Executor executor = Executors.newSingleThreadExecutor();
multimap.addListener(event -> {
  ...
}, executor);

Custom executors can change the ordering of events. It’s recommended that single thread executors be used to preserve order. Multi-threaded executors cannot provide the same guarantees as are provided by Atomix event threads or single thread executors.

The event listener will be called with an [MultimapEvent][MultimapEvent] instance. Each event in Atomix has an associated type which can be read via the type() method. To determine the type of modification that took place, use a switch statement:

switch (event.type()) {
  case INSERT:
    ...
    break;
  case REMOVE:
    ...
    break;
}

The [MultimapEvent][MultimapEvent] provides both the previous value and the updated value for all updates. The previous value can be read via oldValue() and the updated value via newValue().

String value;
if (event.type() == MultimapEvent.Type.REMOVE) {
  value = event.oldValue();
} else {
  value = event.newValue();
}

The Atomix thread model allows for event listeners to make blocking calls on primitives within event threads. So, in response to an update event, an event listener can e.g. call put on the same multimap:

// Recreate entries that are removed from the multimap
multimap.addListener(event -> {
  if (event.type() == MultimapEvent.Type.REMOVE) {
    multimap.put(event.key(), event.newValue().value());
  }
});

When performing blocking operations (any operation on a synchronous primitive) within an event threads, additional events and futures will be completed on a background thread pool. This means ordering guarantees are inherently relaxed when event threads are blocked.

Multimap Views

The DistributedMultimap primitive supports views that are common to Java maps:

  • keySet() returns a DistributedSet primitive which implements java.util.Set
  • keys() returns a DistributedMultiset primitive which implements Guava’s Multiset
  • values() returns a DistributedCollection primitive which implements java.util.Collection
  • entries() returns a DistributedCollection primitive view of each key/value mapping which implements java.util.Collection

The collections are views of the DistributedMultimap’s state, so changes to the multimap will be reflected in the key set, values, or entry set and vice versa.

multimap.put("foo", "bar");

assert multimap.keySet().contains("foo");

multimap.keySet().remove("foo");

assert !multimap.containsKey("foo");

When using the AsyncDistributedMultimap API, asynchronous analogues of the view primitives will be returned instead.

multimap.put("foo", "bar");

multimap.async().keySet().remove("foo").thenRun(() -> {
  assert !multimap.containsKey("foo");
});

Iterators

All DistributedMultimap views support lazy iterators:

for (String key : multimap.keySet()) {
  ...
}

Iterators are implemented by lazily fetching batches of keys/values/entries from each partition as the items are iterated.
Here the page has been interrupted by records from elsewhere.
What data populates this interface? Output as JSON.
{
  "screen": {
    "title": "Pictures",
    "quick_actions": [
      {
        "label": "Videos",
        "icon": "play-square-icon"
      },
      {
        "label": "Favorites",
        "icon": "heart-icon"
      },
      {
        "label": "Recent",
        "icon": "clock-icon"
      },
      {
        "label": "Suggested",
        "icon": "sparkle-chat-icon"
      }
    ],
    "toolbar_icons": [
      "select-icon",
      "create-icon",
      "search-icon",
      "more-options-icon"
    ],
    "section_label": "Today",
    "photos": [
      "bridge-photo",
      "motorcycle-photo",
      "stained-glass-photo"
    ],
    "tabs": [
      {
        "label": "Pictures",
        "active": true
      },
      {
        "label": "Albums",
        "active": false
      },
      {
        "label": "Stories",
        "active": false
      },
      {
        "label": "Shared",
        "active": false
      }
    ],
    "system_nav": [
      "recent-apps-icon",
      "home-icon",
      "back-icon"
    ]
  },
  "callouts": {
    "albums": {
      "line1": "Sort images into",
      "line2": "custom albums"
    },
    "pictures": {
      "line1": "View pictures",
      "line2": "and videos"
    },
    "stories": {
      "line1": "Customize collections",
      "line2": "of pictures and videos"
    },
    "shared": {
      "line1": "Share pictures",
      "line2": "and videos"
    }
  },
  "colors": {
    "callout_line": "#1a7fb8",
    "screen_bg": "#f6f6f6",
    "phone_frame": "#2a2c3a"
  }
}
Once a primitive iterator has been created, it must either be exhausted or explicitly close()d to ensure the resources used to track the iterator state is cleaned up.
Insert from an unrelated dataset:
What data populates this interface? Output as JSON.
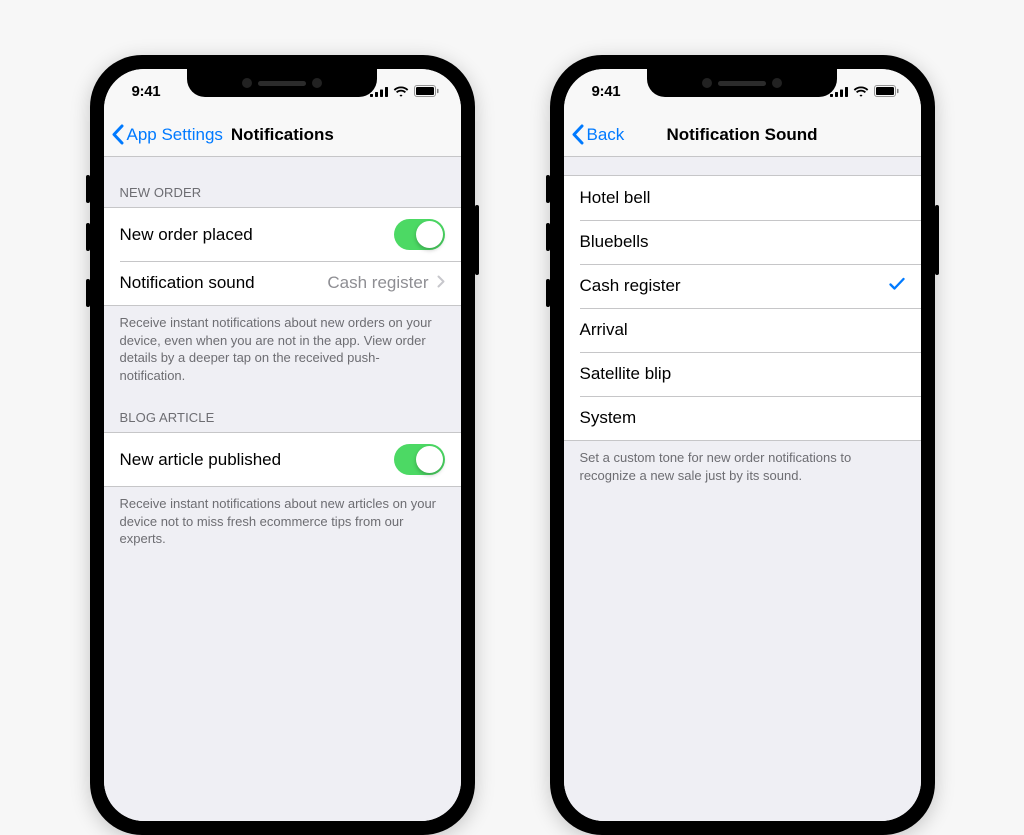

Iterator<String> keyIterator = multimap.keySet().iterator();

try {
  String key = keyIterator.next();
} finally {
  iterator.close();
}

Failing to exhaust or explicitly close frequently created primitive iterators may cause a memory leak.

Just as with typical synchronous primitives, the iterators provided for Atomix primitives are backed by an asynchronous implementation called AsyncIterator, and the asynchronous backing iterator can be retrieved via the async() method:

AsyncIterator<String> asyncIterator = multimap.values().iterator().async();
// or...
AsyncIterator<String> asyncIterator = multimap.async().values().iterator();

Streams

The implementation of lazy iterators for multimap views also allows the multimap to support Java 8 Streams:

Set<String> fooKeys = multimap.entries().stream()
  .filter(entry -> entry.getValue().equals("foo"))
  .map(entry -> entry.getKey())
  .collect(Collectors.toSet());

Cleanup

While a multimap is in use, Atomix may consume some network, memory, and disk resources to manage the multimap. To free up those resources, users should call the close() method to allow Atomix to garbage collect the instance.

multimap.close();